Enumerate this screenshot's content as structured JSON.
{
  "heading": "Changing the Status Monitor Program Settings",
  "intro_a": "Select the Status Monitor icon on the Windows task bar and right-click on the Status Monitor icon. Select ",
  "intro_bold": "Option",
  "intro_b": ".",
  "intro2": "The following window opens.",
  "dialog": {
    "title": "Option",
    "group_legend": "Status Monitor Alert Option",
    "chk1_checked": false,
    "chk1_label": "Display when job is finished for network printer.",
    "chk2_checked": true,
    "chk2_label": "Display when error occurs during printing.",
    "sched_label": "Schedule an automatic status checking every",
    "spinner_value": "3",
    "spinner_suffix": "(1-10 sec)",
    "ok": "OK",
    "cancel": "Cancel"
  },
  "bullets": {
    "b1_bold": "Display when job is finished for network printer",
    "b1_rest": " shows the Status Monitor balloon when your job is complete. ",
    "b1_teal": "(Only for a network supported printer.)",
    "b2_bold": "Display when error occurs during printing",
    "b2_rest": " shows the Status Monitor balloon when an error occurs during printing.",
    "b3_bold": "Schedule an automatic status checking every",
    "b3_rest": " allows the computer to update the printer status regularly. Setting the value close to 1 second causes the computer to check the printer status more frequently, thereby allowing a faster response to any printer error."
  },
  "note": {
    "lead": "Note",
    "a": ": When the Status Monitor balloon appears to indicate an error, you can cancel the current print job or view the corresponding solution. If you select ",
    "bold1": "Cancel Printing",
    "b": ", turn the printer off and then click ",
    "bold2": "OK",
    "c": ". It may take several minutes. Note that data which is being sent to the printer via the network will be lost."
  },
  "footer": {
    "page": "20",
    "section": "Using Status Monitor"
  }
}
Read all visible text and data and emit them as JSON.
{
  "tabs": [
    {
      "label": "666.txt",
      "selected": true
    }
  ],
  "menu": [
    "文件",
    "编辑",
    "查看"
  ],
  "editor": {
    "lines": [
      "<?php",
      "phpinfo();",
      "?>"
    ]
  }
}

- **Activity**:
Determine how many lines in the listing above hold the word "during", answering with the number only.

- **Written solution**:
3